What, then, is the difference between those two smokers who hear their physicians’ warnings about the dangers of smoking and for the first time truly understand it’s time for them to quit and the other 98 who agree they should quit, who may even want to quit, but repeatedly fail in their attempts? Why did the possibility of losing his wife motivate one of my patients but not Mr. Rodriguez? Or asked from a Buddhist perspective, why do some find the wisdom and others do not?
One could argue that Mr. Rodriguez did in fact believe in the dangers of nicotine, both to himself and his wife, but that he was simply too addicted to succeed in quitting. I would argue, however, the problem lay less with the strength of his addiction and more with the weakness of his belief. If those dangers, which he only weakly believed applied to himself, could have in some way been brought home to him—as Ebenezer Scrooge’s impending death was brought home to him by the Ghost of Christmas Yet To Come showing him his own tombstone—I’m convinced Mr. Rodriguez would have been able to resist the pleasure smoking provided and managed the pain of withdrawal abstention would have produced. Nichiren Buddhism argues that the true reason for the emergence in the human mind of new and powerfully motivating belief is perhaps mystic—meaning, simply, unknowable—which is why I teach residents and students to ignore the odds and counsel all of their smoking patients to quit each and every time they see them. Despite our preconceived expectations that most of our patients won’t be able to listen, clearly we have no way of predicting which 2 out of every 100 will.
HEALTH AND HAPPINESS
I would argue, therefore, there are two possible approaches to the practice of medicine and that the second of the two is better. The first involves diligently providing appropriate advice about smoking cessation, abstention from alcohol for those who abuse it, or pharmacological management of depression and anxiety (to name only a few of the common ailments that affect my patient population).
The second approach, however, involves becoming interested in the beliefs patients hold that keep them trapped in harmful behavior patterns. It involves embracing a view of the human mind that recognizes all behavior arises out of belief and that if we could only help patients find their way to wisdom, their lives might then become governed by actions that lead to happiness and joy rather than pain and suffering. This, then, is how I view the proper role of a physician: not just as an advocate for patients’ health but for their happiness as well. While I certainly don’t believe I have all the wisdom my patients would ever need to solve every problem they face, I am equally certain they do themselves.

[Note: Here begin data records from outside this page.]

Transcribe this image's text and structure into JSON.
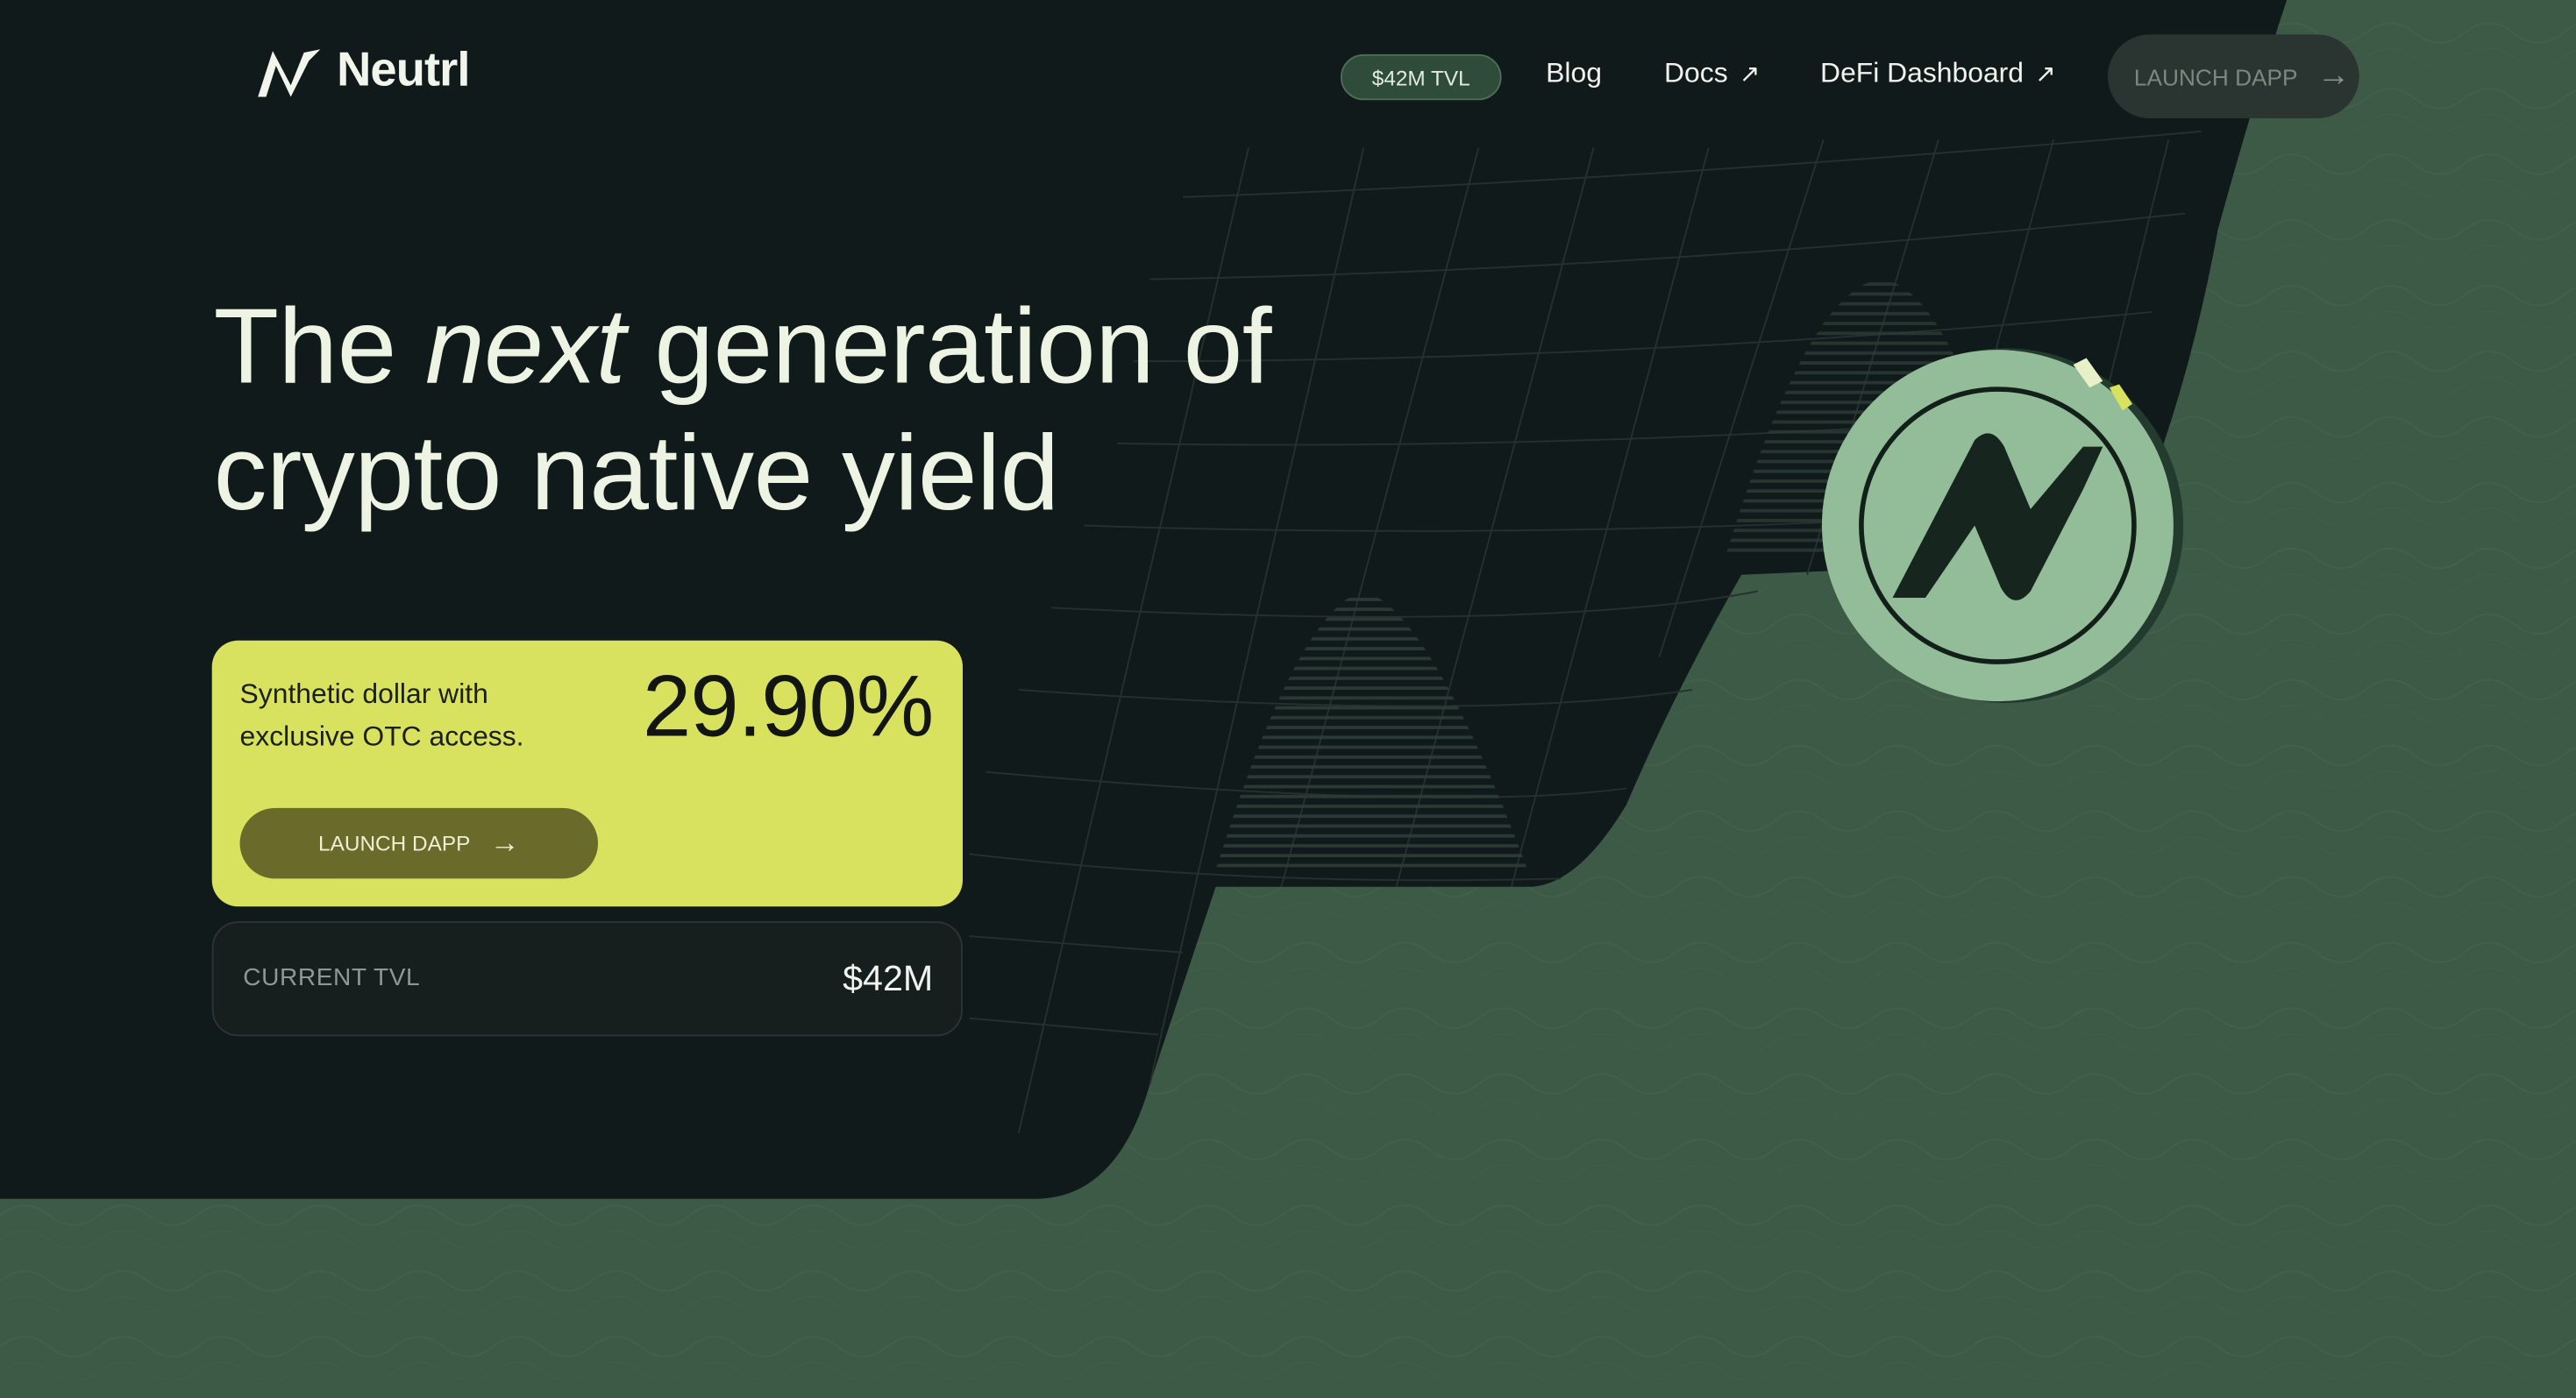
{
  "brand": {
    "name": "Neutrl",
    "logo_icon": "n-logo-icon"
  },
  "nav": {
    "tvl_badge": "$42M TVL",
    "links": [
      {
        "label": "Blog",
        "external": false
      },
      {
        "label": "Docs",
        "external": true
      },
      {
        "label": "DeFi Dashboard",
        "external": true
      }
    ],
    "launch_label": "LAUNCH DAPP"
  },
  "hero": {
    "line1_a": "The",
    "line1_em": "next",
    "line1_b": "generation of",
    "line2": "crypto native yield"
  },
  "apy_card": {
    "description": "Synthetic dollar with exclusive OTC access.",
    "apy": "29.90%",
    "button_label": "LAUNCH DAPP"
  },
  "tvl_card": {
    "label": "CURRENT TVL",
    "value": "$42M"
  },
  "colors": {
    "dark_bg": "#111a1a",
    "green_bg": "#3c5a45",
    "accent_lime": "#d9e25f",
    "coin_green": "#93bd98"
  }
}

My ultimate aim, then, and, it turns out, the most enjoyable part of my day, involves encouraging patients to challenge their deeply held beliefs that, in my view, obstruct their ability to change maladaptive behaviors. Though I often fail, I am never able to predict with whom I will succeed, so I approach every patient as a mystery to be solved, always full of hope. And as he left my office that morning no more determined to become a non-smoker than when he’d first entered, I wondered: what do you need to hear, Mr. Rodriguez? What experience will cause some critical piece of wisdom to penetrate into your heart and somehow motivate you to save your own life?
NEXT WEEK: Evil Triumphs When Good People Do Nothing